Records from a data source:
+ + + +

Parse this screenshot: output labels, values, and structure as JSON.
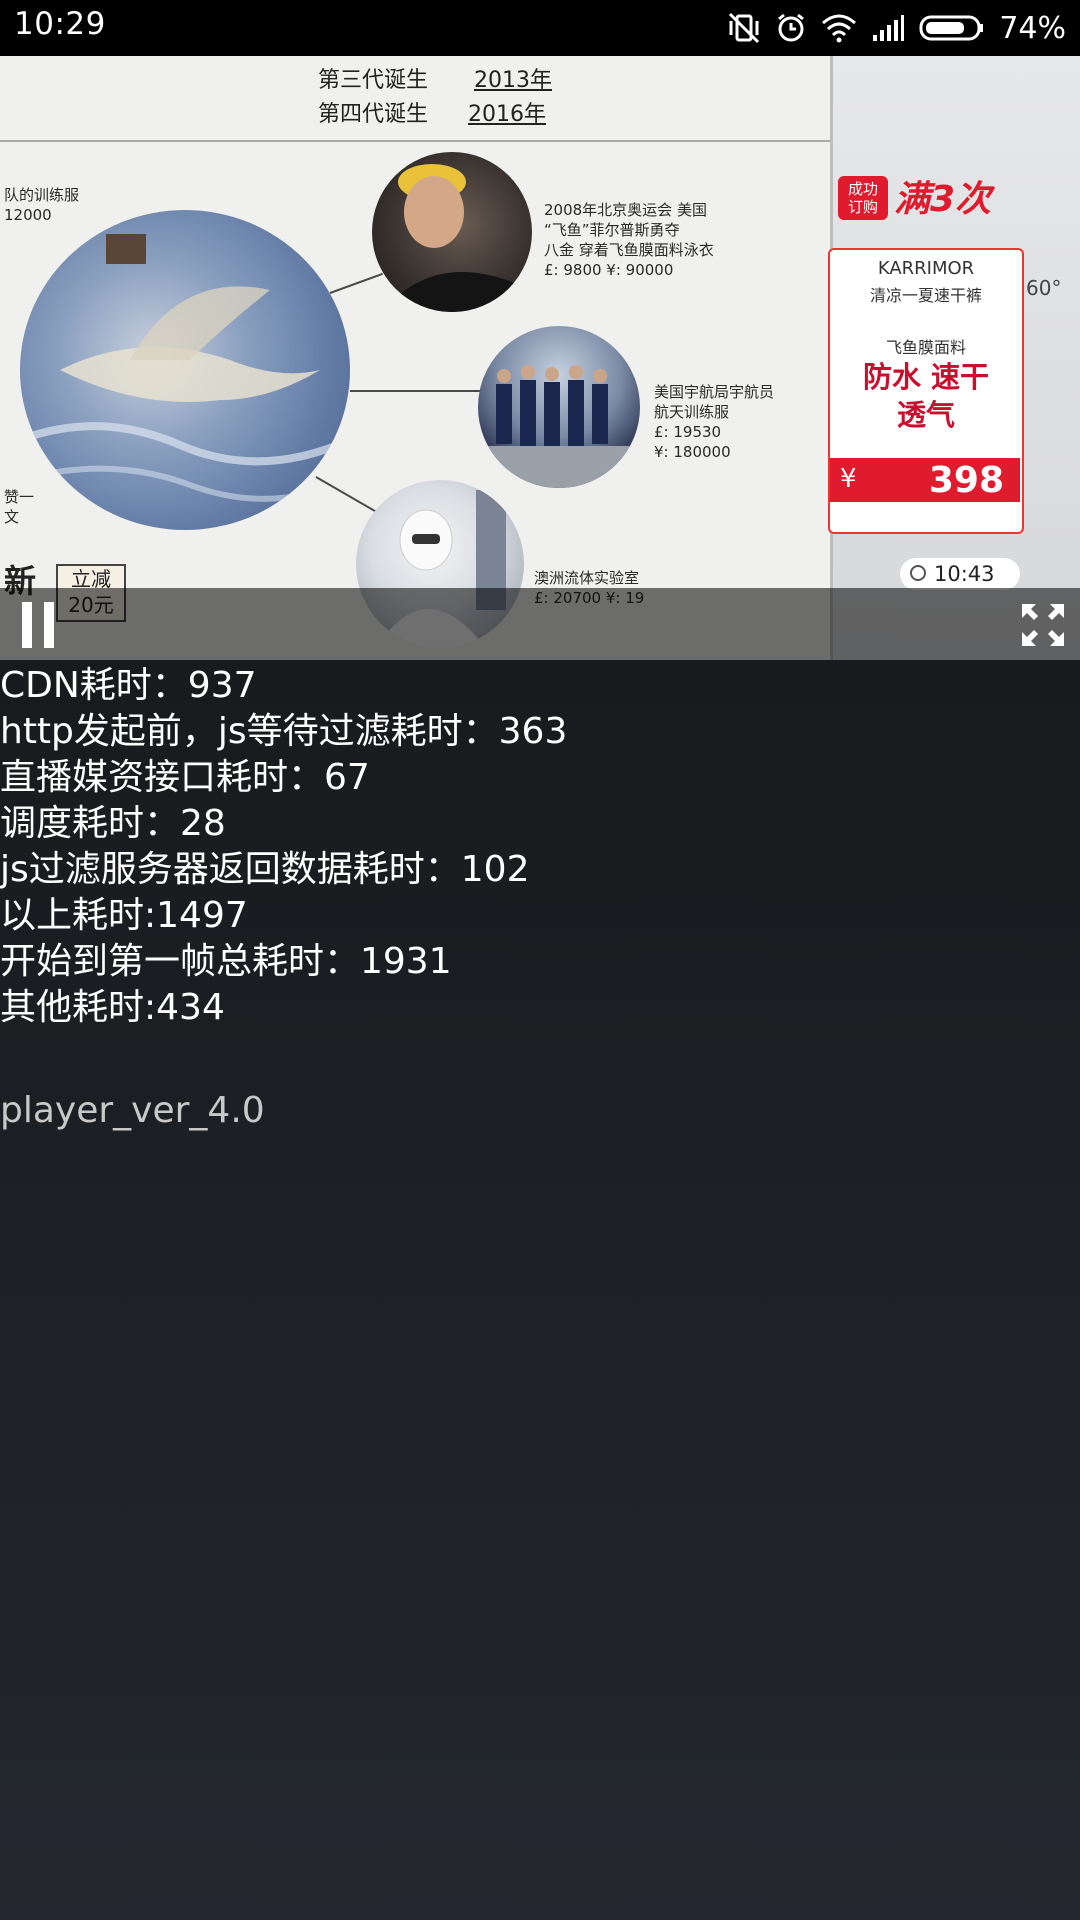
{
  "status_bar": {
    "time": "10:29",
    "battery_percent": "74%",
    "icons": [
      "vibrate-off-icon",
      "alarm-icon",
      "wifi-icon",
      "signal-icon",
      "battery-icon"
    ]
  },
  "player": {
    "board": {
      "gen3_label": "第三代诞生",
      "gen3_year": "2013年",
      "gen4_label": "第四代诞生",
      "gen4_year": "2016年",
      "left_top": "队的训练服",
      "left_price": "12000",
      "swimmer_caption": "2008年北京奥运会 美国\n“飞鱼”菲尔普斯勇夺\n八金 穿着飞鱼膜面料泳衣\n£: 9800 ¥: 90000",
      "astro_caption": "美国宇航局宇航员\n航天训练服\n£: 19530\n¥: 180000",
      "lab_caption": "澳洲流体实验室\n£: 20700 ¥: 19",
      "left_edge_a": "赞一",
      "left_edge_b": "文",
      "left_new": "新"
    },
    "ad": {
      "badge": "成功\n订购",
      "slogan": "满3次",
      "brand": "KARRIMOR",
      "subtitle": "清凉一夏速干裤",
      "material": "飞鱼膜面料",
      "features": "防水 速干\n透气",
      "currency": "¥",
      "price": "398",
      "bg_text": "60°"
    },
    "promo": "立减\n20元",
    "video_time": "10:43",
    "controls": {
      "pause_icon": "pause-icon",
      "fullscreen_icon": "fullscreen-icon"
    }
  },
  "stats": [
    "CDN耗时：937",
    "http发起前，js等待过滤耗时：363",
    "直播媒资接口耗时：67",
    "调度耗时：28",
    "js过滤服务器返回数据耗时：102",
    "以上耗时:1497",
    "开始到第一帧总耗时：1931",
    "其他耗时:434"
  ],
  "version": "player_ver_4.0"
}
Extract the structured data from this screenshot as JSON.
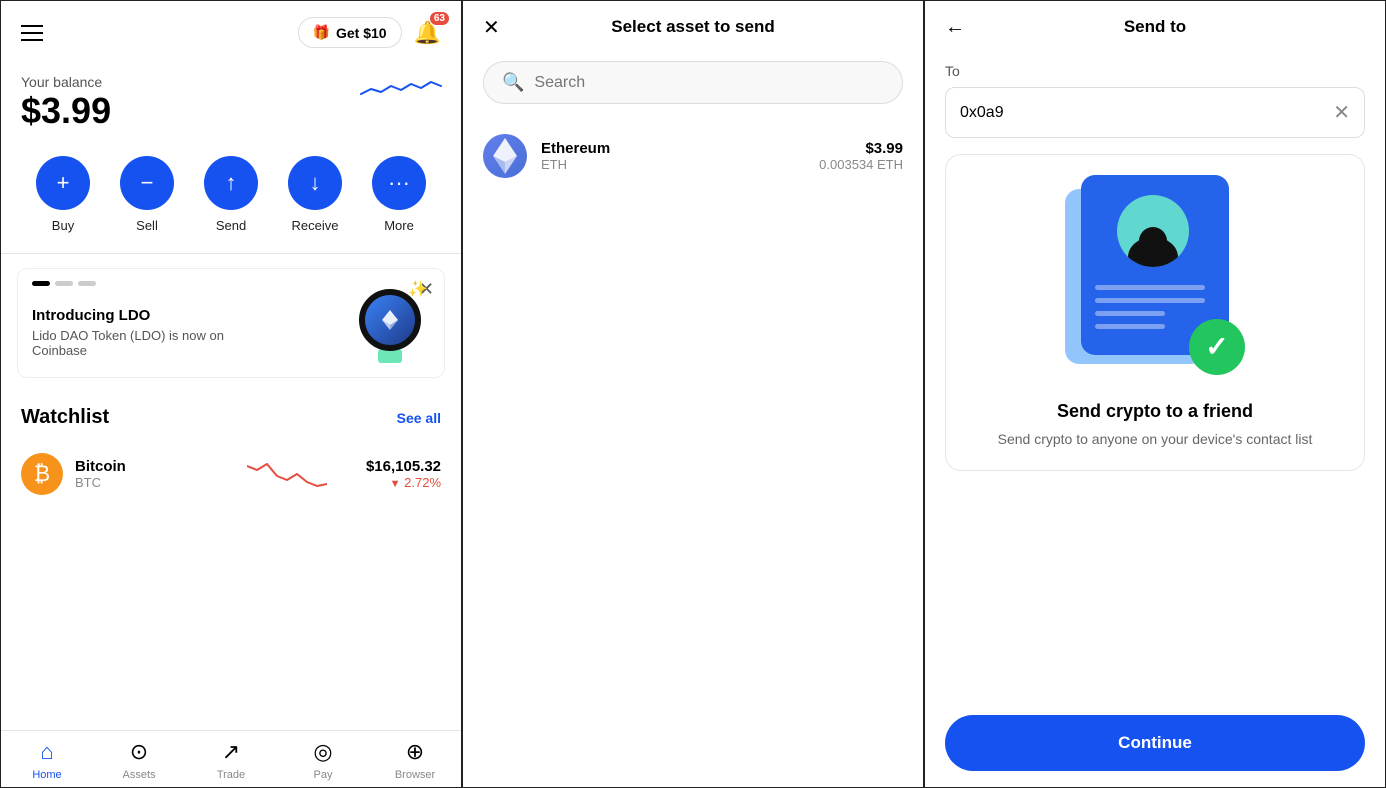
{
  "panel1": {
    "header": {
      "get_label": "Get $10",
      "notif_count": "63"
    },
    "balance": {
      "label": "Your balance",
      "amount": "$3.99"
    },
    "actions": [
      {
        "label": "Buy",
        "icon": "+"
      },
      {
        "label": "Sell",
        "icon": "−"
      },
      {
        "label": "Send",
        "icon": "↑"
      },
      {
        "label": "Receive",
        "icon": "↓"
      },
      {
        "label": "More",
        "icon": "···"
      }
    ],
    "promo": {
      "title": "Introducing LDO",
      "description": "Lido DAO Token (LDO) is now on Coinbase"
    },
    "watchlist": {
      "title": "Watchlist",
      "see_all": "See all",
      "coins": [
        {
          "name": "Bitcoin",
          "ticker": "BTC",
          "price": "$16,105.32",
          "change": "▼ 2.72%",
          "icon": "₿"
        }
      ]
    },
    "nav": [
      {
        "label": "Home",
        "active": true
      },
      {
        "label": "Assets",
        "active": false
      },
      {
        "label": "Trade",
        "active": false
      },
      {
        "label": "Pay",
        "active": false
      },
      {
        "label": "Browser",
        "active": false
      }
    ]
  },
  "panel2": {
    "title": "Select asset to send",
    "search_placeholder": "Search",
    "assets": [
      {
        "name": "Ethereum",
        "ticker": "ETH",
        "usd_value": "$3.99",
        "crypto_value": "0.003534 ETH"
      }
    ]
  },
  "panel3": {
    "title": "Send to",
    "to_label": "To",
    "address_value": "0x0a9",
    "card": {
      "title": "Send crypto to a friend",
      "description": "Send crypto to anyone on your device's contact list"
    },
    "continue_label": "Continue"
  }
}
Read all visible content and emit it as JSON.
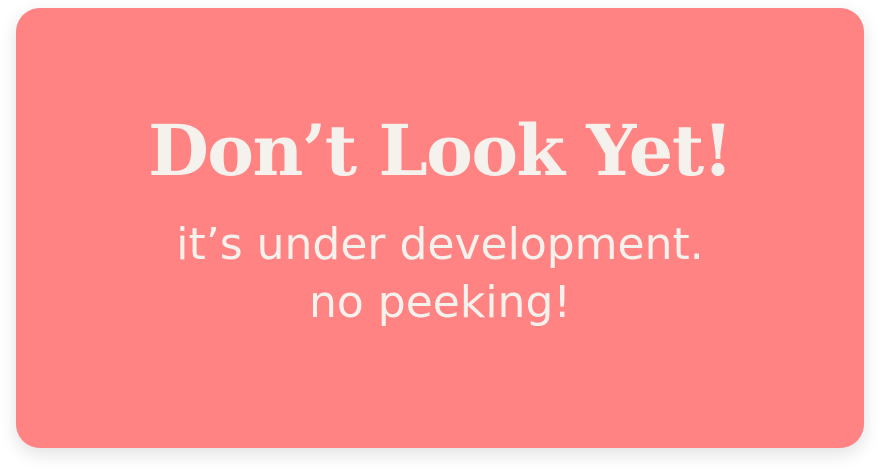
{
  "banner": {
    "title": "Don’t Look Yet!",
    "subtitle_line1": "it’s under development.",
    "subtitle_line2": "no peeking!"
  },
  "colors": {
    "background": "#ff8383",
    "text": "#f5f2ee",
    "page": "#ffffff"
  }
}
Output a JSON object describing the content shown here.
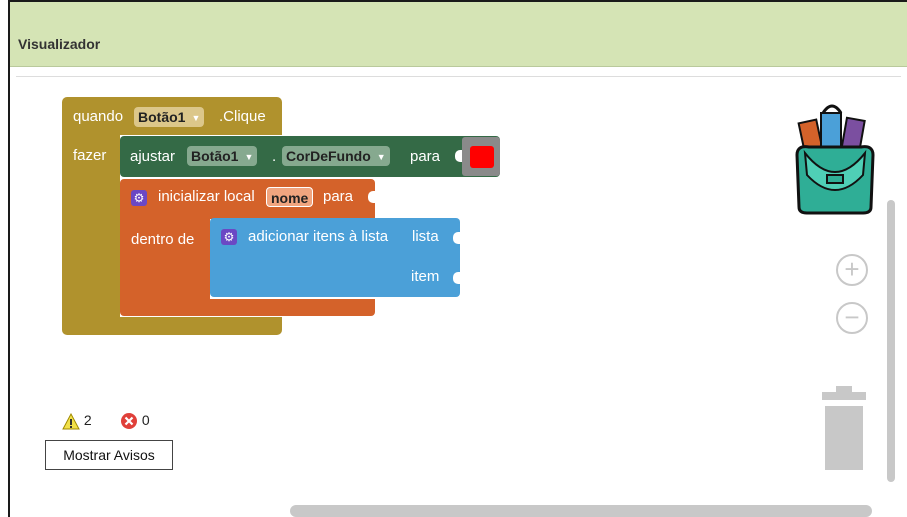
{
  "panel": {
    "title": "Visualizador"
  },
  "event_block": {
    "when_label": "quando",
    "component": "Botão1",
    "event": ".Clique",
    "do_label": "fazer"
  },
  "set_block": {
    "set_label": "ajustar",
    "component": "Botão1",
    "dot": ".",
    "property": "CorDeFundo",
    "to_label": "para",
    "color_value": "#ff0000"
  },
  "local_block": {
    "init_label": "inicializar local",
    "var_name": "nome",
    "to_label": "para",
    "in_label": "dentro de"
  },
  "list_block": {
    "title": "adicionar itens à lista",
    "list_label": "lista",
    "item_label": "item"
  },
  "warnings": {
    "warning_count": "2",
    "error_count": "0",
    "show_button": "Mostrar Avisos"
  },
  "icons": [
    "warning-icon",
    "error-icon",
    "backpack-icon",
    "zoom-in-icon",
    "zoom-out-icon",
    "trash-icon",
    "gear-icon"
  ],
  "colors": {
    "event": "#b0922d",
    "set": "#346a46",
    "local": "#d4622a",
    "list": "#4ba0d8",
    "header": "#d5e4b5"
  }
}
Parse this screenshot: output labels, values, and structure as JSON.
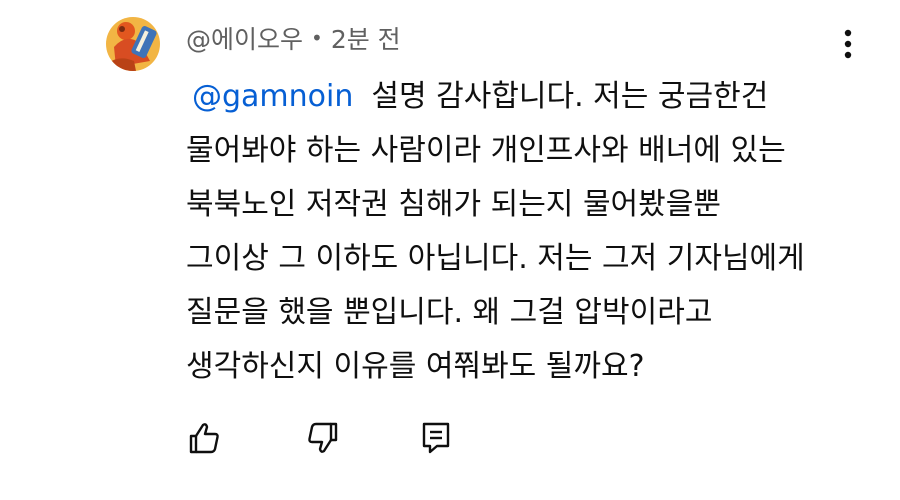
{
  "comment": {
    "author": "@에이오우",
    "separator": "•",
    "timestamp": "2분 전",
    "mention": "@gamnoin",
    "lines": [
      "설명 감사합니다. 저는 궁금한건",
      "물어봐야 하는 사람이라 개인프사와 배너에 있는",
      "북북노인 저작권 침해가 되는지 물어봤을뿐",
      "그이상 그 이하도 아닙니다. 저는 그저 기자님에게",
      "질문을 했을 뿐입니다. 왜 그걸 압박이라고",
      "생각하신지 이유를 여쭤봐도 될까요?"
    ]
  },
  "icons": {
    "menu": "more-vert-icon",
    "like": "thumbs-up-icon",
    "dislike": "thumbs-down-icon",
    "reply": "reply-icon"
  },
  "colors": {
    "mention": "#065fd4",
    "meta_text": "#606060",
    "body_text": "#0f0f0f"
  }
}
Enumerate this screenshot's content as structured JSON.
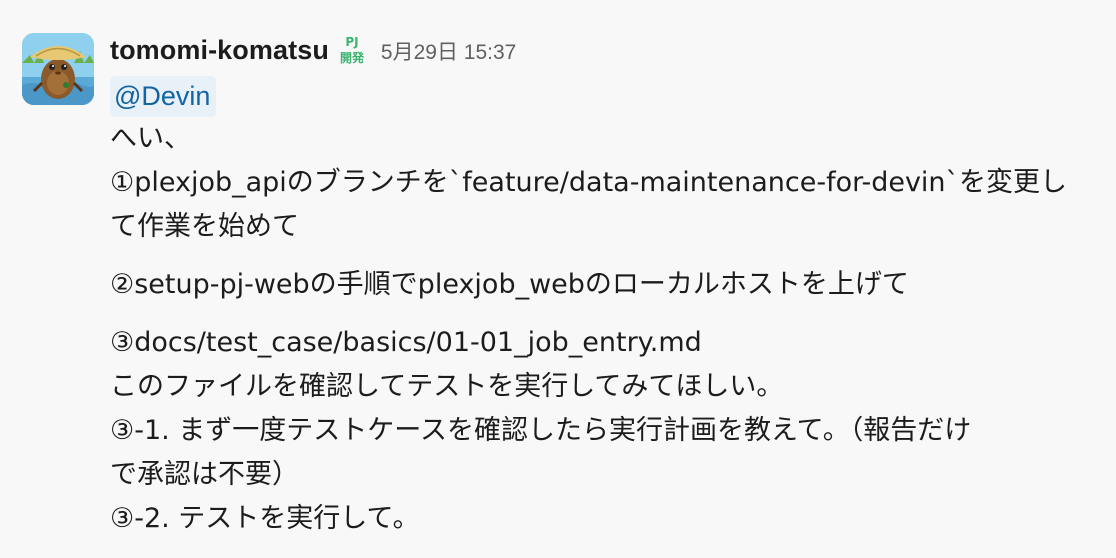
{
  "message": {
    "username": "tomomi-komatsu",
    "badge_icon": "pj-kaihatsu-badge-icon",
    "badge_text_top": "PJ",
    "badge_text_bottom": "開発",
    "timestamp": "5月29日 15:37",
    "mention": "@Devin",
    "lines": {
      "l1": "へい、",
      "l2": "①plexjob_apiのブランチを`feature/data-maintenance-for-devin`を変更し",
      "l3": "て作業を始めて",
      "l4": "②setup-pj-webの手順でplexjob_webのローカルホストを上げて",
      "l5": "③docs/test_case/basics/01-01_job_entry.md",
      "l6": "このファイルを確認してテストを実行してみてほしい。",
      "l7": "③-1. まず一度テストケースを確認したら実行計画を教えて。（報告だけ",
      "l8": "で承認は不要）",
      "l9": "③-2. テストを実行して。"
    }
  },
  "colors": {
    "username": "#1d1c1d",
    "timestamp": "#616061",
    "mention_text": "#1264a3",
    "mention_bg": "#e8f0f8",
    "badge": "#3cb371"
  }
}
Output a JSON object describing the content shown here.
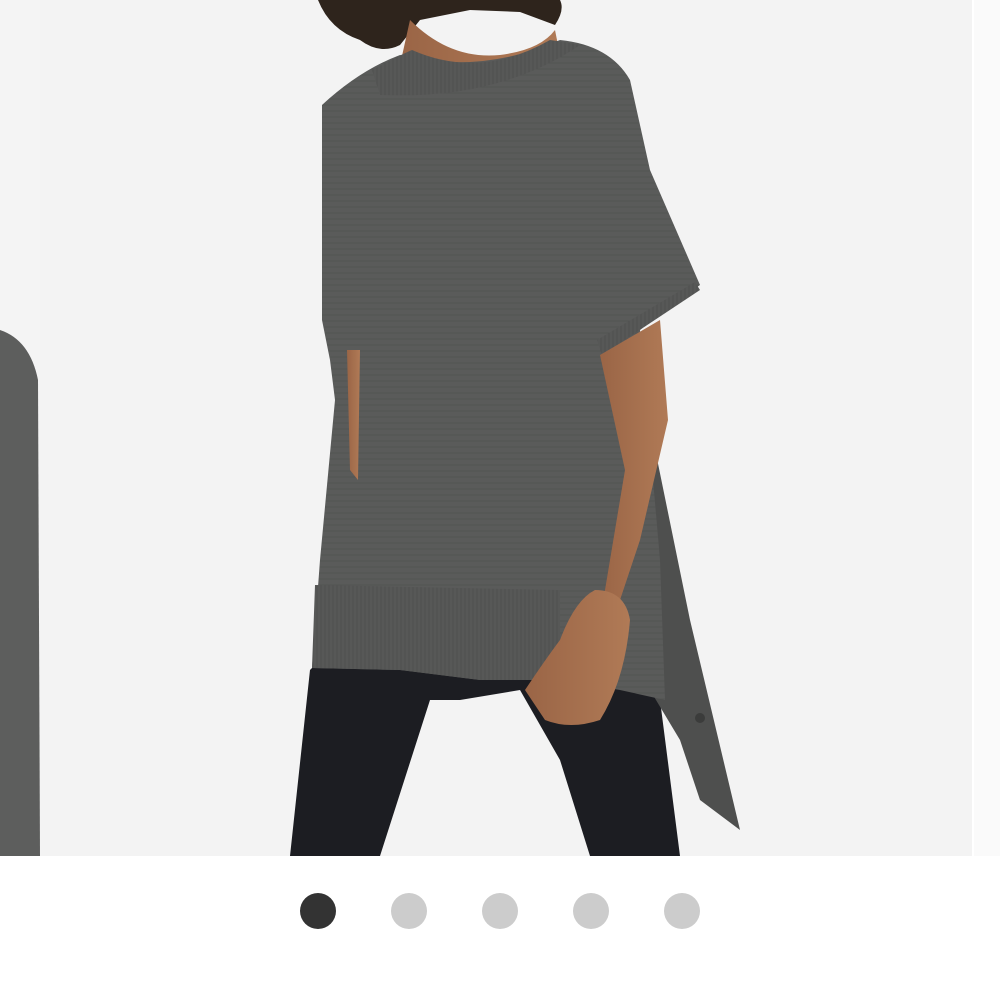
{
  "carousel": {
    "slide_count": 5,
    "active_index": 0,
    "colors": {
      "background": "#f3f3f3",
      "garment": "#5a5b5a",
      "leggings": "#1c1d22",
      "skin": "#a5704e",
      "dot_active": "#333333",
      "dot_inactive": "#cccccc"
    },
    "dots": [
      {
        "state": "active"
      },
      {
        "state": "inactive"
      },
      {
        "state": "inactive"
      },
      {
        "state": "inactive"
      },
      {
        "state": "inactive"
      }
    ]
  }
}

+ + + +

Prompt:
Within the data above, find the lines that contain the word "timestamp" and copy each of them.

Answer to this problem:
    "timestamp": "2분 전",
    "timestamp": "5月29日 15:37",
    "timestamp": "#616061",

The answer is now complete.